• REQUIRED ACTION
This task calls for printing every entry exactly.

• DATA EXTRACT

★ ★ ★ ★

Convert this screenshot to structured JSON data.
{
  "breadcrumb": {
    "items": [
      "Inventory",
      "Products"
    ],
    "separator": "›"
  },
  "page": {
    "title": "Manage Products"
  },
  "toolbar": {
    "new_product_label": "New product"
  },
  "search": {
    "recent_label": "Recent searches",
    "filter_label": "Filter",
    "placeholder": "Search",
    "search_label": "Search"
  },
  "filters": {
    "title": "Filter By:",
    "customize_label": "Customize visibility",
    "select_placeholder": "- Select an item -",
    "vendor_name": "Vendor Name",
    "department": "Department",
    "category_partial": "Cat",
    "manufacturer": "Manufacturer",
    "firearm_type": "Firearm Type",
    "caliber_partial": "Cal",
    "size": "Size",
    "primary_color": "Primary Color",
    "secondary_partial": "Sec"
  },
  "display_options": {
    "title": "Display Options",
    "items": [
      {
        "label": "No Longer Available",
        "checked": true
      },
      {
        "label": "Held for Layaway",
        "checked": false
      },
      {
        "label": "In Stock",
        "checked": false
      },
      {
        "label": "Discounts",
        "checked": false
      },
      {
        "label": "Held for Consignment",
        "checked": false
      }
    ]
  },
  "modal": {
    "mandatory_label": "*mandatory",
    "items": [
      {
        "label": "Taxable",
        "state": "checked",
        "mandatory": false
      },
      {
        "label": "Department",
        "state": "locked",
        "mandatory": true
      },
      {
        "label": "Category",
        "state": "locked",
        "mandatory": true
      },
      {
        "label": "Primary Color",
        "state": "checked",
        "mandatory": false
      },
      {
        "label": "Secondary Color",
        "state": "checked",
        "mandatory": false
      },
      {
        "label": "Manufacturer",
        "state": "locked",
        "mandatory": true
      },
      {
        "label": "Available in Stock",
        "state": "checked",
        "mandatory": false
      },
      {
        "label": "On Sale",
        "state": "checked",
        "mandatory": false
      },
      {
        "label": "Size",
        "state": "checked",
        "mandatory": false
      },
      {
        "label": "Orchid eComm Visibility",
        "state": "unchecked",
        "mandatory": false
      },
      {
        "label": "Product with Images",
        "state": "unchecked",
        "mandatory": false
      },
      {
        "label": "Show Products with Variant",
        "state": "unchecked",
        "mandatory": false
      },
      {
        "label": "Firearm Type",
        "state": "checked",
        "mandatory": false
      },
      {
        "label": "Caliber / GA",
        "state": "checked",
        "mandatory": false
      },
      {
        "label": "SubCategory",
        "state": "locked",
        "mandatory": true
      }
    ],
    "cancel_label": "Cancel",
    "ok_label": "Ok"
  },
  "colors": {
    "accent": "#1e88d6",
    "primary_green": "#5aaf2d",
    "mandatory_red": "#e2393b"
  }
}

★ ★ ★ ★

• EXERCISE RESULT
Convert this screenshot to structured JSON data.
{
  "breadcrumb": {
    "items": [
      "Inventory",
      "Products"
    ],
    "separator": "›"
  },
  "page": {
    "title": "Manage Products"
  },
  "toolbar": {
    "new_product_label": "New product"
  },
  "search": {
    "recent_label": "Recent searches",
    "filter_label": "Filter",
    "placeholder": "Search",
    "search_label": "Search"
  },
  "filters": {
    "title": "Filter By:",
    "customize_label": "Customize visibility",
    "select_placeholder": "- Select an item -",
    "vendor_name": "Vendor Name",
    "department": "Department",
    "category_partial": "Cat",
    "manufacturer": "Manufacturer",
    "firearm_type": "Firearm Type",
    "caliber_partial": "Cal",
    "size": "Size",
    "primary_color": "Primary Color",
    "secondary_partial": "Sec"
  },
  "display_options": {
    "title": "Display Options",
    "items": [
      {
        "label": "No Longer Available",
        "checked": true
      },
      {
        "label": "Held for Layaway",
        "checked": false
      },
      {
        "label": "In Stock",
        "checked": false
      },
      {
        "label": "Discounts",
        "checked": false
      },
      {
        "label": "Held for Consignment",
        "checked": false
      }
    ]
  },
  "modal": {
    "mandatory_label": "*mandatory",
    "items": [
      {
        "label": "Taxable",
        "state": "checked",
        "mandatory": false
      },
      {
        "label": "Department",
        "state": "locked",
        "mandatory": true
      },
      {
        "label": "Category",
        "state": "locked",
        "mandatory": true
      },
      {
        "label": "Primary Color",
        "state": "checked",
        "mandatory": false
      },
      {
        "label": "Secondary Color",
        "state": "checked",
        "mandatory": false
      },
      {
        "label": "Manufacturer",
        "state": "locked",
        "mandatory": true
      },
      {
        "label": "Available in Stock",
        "state": "checked",
        "mandatory": false
      },
      {
        "label": "On Sale",
        "state": "checked",
        "mandatory": false
      },
      {
        "label": "Size",
        "state": "checked",
        "mandatory": false
      },
      {
        "label": "Orchid eComm Visibility",
        "state": "unchecked",
        "mandatory": false
      },
      {
        "label": "Product with Images",
        "state": "unchecked",
        "mandatory": false
      },
      {
        "label": "Show Products with Variant",
        "state": "unchecked",
        "mandatory": false
      },
      {
        "label": "Firearm Type",
        "state": "checked",
        "mandatory": false
      },
      {
        "label": "Caliber / GA",
        "state": "checked",
        "mandatory": false
      },
      {
        "label": "SubCategory",
        "state": "locked",
        "mandatory": true
      }
    ],
    "cancel_label": "Cancel",
    "ok_label": "Ok"
  },
  "colors": {
    "accent": "#1e88d6",
    "primary_green": "#5aaf2d",
    "mandatory_red": "#e2393b"
  }
}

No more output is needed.